The Edge of Lost by Kristina McMorris is an interesting historical novel. The novel begins on Alcatraz Island with Inmate 257, Tommy Capello, trying to escape and hoping they do not find lost little girl of one of the guards. Then the novel goes to 1919 to begin the story. Shanley Keagan is twelve years old in and lives in Dublin, Ireland. He is an orphan at the mercy of his Uncle William O’Mara. Shan is good at impressions, acting, singing, and comedic routines. His uncle books him into various venues to earn money (which the uncle spends). Shan discovers that his biological father was an American sailor named John S. Lewis. Shan wants to go to America to look for him and works at convincing his uncle that it would be a good opportunity for them. After a bout of sickness, his uncle agrees to go. Upon arriving in New York at Ellis Island, Uncle Will is dead in his bunk. Shan does not want to be sent back to Ireland. He had rescued Tony Capello from some bullies on the ship, and he is hoping Tony can help him get into America. The Capello family agree to let Shan pretend to be their deceased. The Capello’s take Shan into their home and he has a good home for the first time in years. Shan goes on a search for his father while forging a new life for himself in America. Find out what happens to Tommy Capello and Shan Keagan in The Edge of Lost. The Edge of Lost is an intriguing novel. I was not sure I would like this novel (I usually do not read books with a male main character), but this novel captured my interest right from the start. There are a couple of slow areas, but overall an enjoyable novel. There is some violence and foul language in the book (as well as sex). The story takes us through the 1920s and we get to experience bootlegging, speakeasies, and boys growing up into men (and the choices they make). The Edge of Lost is well written (the author did a good job showing us New York in the 1920s). The writer takes us from Ireland to New York (provides great descriptions). I liked the authors writing style and how she wove the story together.
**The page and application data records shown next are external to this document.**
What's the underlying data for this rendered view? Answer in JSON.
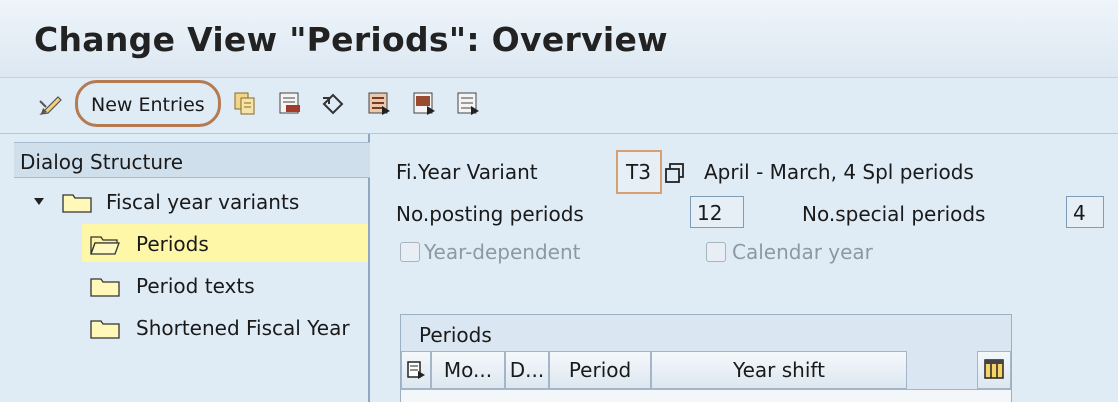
{
  "window": {
    "title": "Change View \"Periods\": Overview"
  },
  "toolbar": {
    "new_entries_label": "New Entries",
    "icons": [
      "display-change-icon",
      "copy-as-icon",
      "delete-icon",
      "undo-change-icon",
      "select-all-icon",
      "select-block-icon",
      "deselect-all-icon"
    ]
  },
  "tree": {
    "header": "Dialog Structure",
    "items": [
      {
        "label": "Fiscal year variants",
        "level": 0,
        "expanded": true,
        "selected": false
      },
      {
        "label": "Periods",
        "level": 1,
        "selected": true
      },
      {
        "label": "Period texts",
        "level": 1,
        "selected": false
      },
      {
        "label": "Shortened Fiscal Year",
        "level": 1,
        "selected": false
      }
    ]
  },
  "form": {
    "fy_variant_label": "Fi.Year Variant",
    "fy_variant_value": "T3",
    "fy_variant_desc": "April - March, 4 Spl periods",
    "posting_periods_label": "No.posting periods",
    "posting_periods_value": "12",
    "special_periods_label": "No.special periods",
    "special_periods_value": "4",
    "year_dependent_label": "Year-dependent",
    "year_dependent_checked": false,
    "calendar_year_label": "Calendar year",
    "calendar_year_checked": false
  },
  "table": {
    "title": "Periods",
    "columns": [
      "Mo...",
      "D...",
      "Period",
      "Year shift"
    ],
    "rows": []
  },
  "colors": {
    "highlight_circle": "#b47a52",
    "selected_row": "#fef7a8",
    "background": "#dfebf5"
  }
}
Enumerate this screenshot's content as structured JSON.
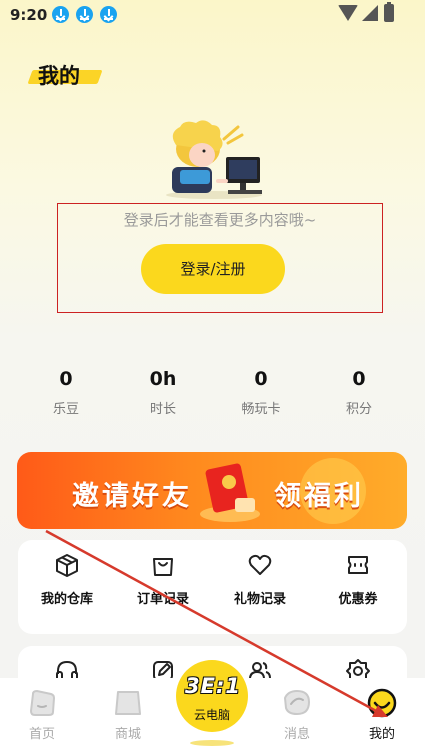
{
  "status_bar": {
    "time": "9:20",
    "icons": [
      "download-icon",
      "download-icon",
      "download-icon",
      "wifi-icon",
      "signal-icon",
      "battery-icon"
    ]
  },
  "header": {
    "title": "我的"
  },
  "login": {
    "prompt": "登录后才能查看更多内容哦~",
    "button_label": "登录/注册"
  },
  "stats": [
    {
      "value": "0",
      "label": "乐豆"
    },
    {
      "value": "0h",
      "label": "时长"
    },
    {
      "value": "0",
      "label": "畅玩卡"
    },
    {
      "value": "0",
      "label": "积分"
    }
  ],
  "banner": {
    "text_left": "邀请好友",
    "text_right": "领福利"
  },
  "menu": [
    {
      "label": "我的仓库",
      "icon": "box-icon"
    },
    {
      "label": "订单记录",
      "icon": "bag-icon"
    },
    {
      "label": "礼物记录",
      "icon": "heart-icon"
    },
    {
      "label": "优惠券",
      "icon": "coupon-icon"
    }
  ],
  "menu2_icons": [
    "headset-icon",
    "edit-icon",
    "users-icon",
    "settings-icon"
  ],
  "tabs": [
    {
      "label": "首页",
      "icon": "home-icon",
      "active": false
    },
    {
      "label": "商城",
      "icon": "mall-icon",
      "active": false
    },
    {
      "label": "云电脑",
      "logo": "3E:1",
      "icon": "cloud-pc-icon",
      "active": false
    },
    {
      "label": "消息",
      "icon": "message-icon",
      "active": false
    },
    {
      "label": "我的",
      "icon": "profile-icon",
      "active": true
    }
  ],
  "colors": {
    "accent_yellow": "#fbd81d",
    "banner_orange": "#ff6a1e",
    "annotation_red": "#cc2222",
    "download_blue": "#1aa3f0"
  }
}
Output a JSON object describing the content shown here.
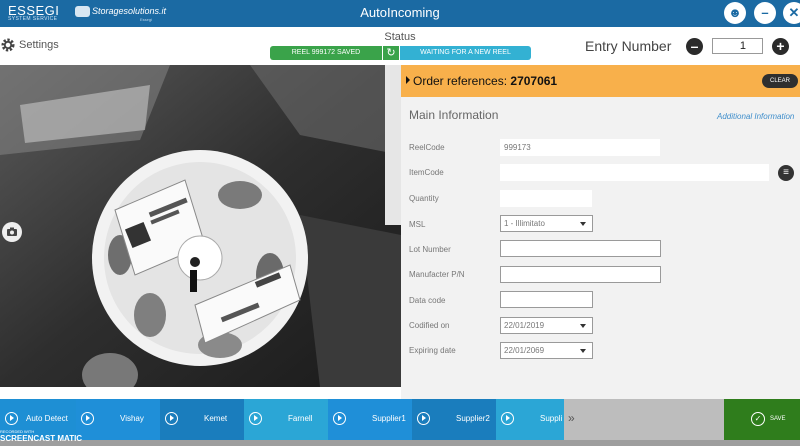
{
  "titlebar": {
    "brand": "ESSEGI",
    "brand_sub": "SYSTEM SERVICE",
    "brand2": "Storagesolutions.it",
    "brand2_sub": "Essegi",
    "title": "AutoIncoming"
  },
  "topbar": {
    "settings_label": "Settings",
    "status_title": "Status",
    "status_saved": "REEL 999172 SAVED",
    "status_waiting": "WAITING FOR A NEW REEL",
    "entry_label": "Entry Number",
    "entry_value": "1"
  },
  "order": {
    "label": "Order references:",
    "number": "2707061",
    "clear": "CLEAR"
  },
  "form": {
    "main_info": "Main Information",
    "additional_info": "Additional Information",
    "fields": {
      "reelcode_label": "ReelCode",
      "reelcode_value": "999173",
      "itemcode_label": "ItemCode",
      "itemcode_value": "",
      "quantity_label": "Quantity",
      "quantity_value": "",
      "msl_label": "MSL",
      "msl_value": "1 - Illimitato",
      "lot_label": "Lot Number",
      "lot_value": "",
      "manufacter_label": "Manufacter P/N",
      "manufacter_value": "",
      "datacode_label": "Data code",
      "datacode_value": "",
      "codified_label": "Codified on",
      "codified_value": "22/01/2019",
      "expiring_label": "Expiring date",
      "expiring_value": "22/01/2069"
    }
  },
  "suppliers": [
    "Auto Detect",
    "Vishay",
    "Kemet",
    "Farnell",
    "Supplier1",
    "Supplier2",
    "Suppli"
  ],
  "supplier_colors": [
    "#1e8fd4",
    "#1f8fd8",
    "#1a7dbd",
    "#2ba6d6",
    "#1f8fd8",
    "#1a7dbd",
    "#2ba6d6"
  ],
  "save_label": "SAVE",
  "watermark": {
    "line1": "RECORDED WITH",
    "line2": "SCREENCAST MATIC"
  },
  "colors": {
    "title_blue": "#1b6aa3",
    "order_orange": "#f8b04b",
    "status_green": "#3aa34a",
    "status_cyan": "#33b1d3",
    "save_green": "#2f7d1c"
  }
}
The Edge of Lost has an enjoyable ending that will leave you smiling. I give The Edge of Lost 4 out of 5 stars. I received a complimentary copy of The Edge of Lost from NetGalley in exchange for an honest review.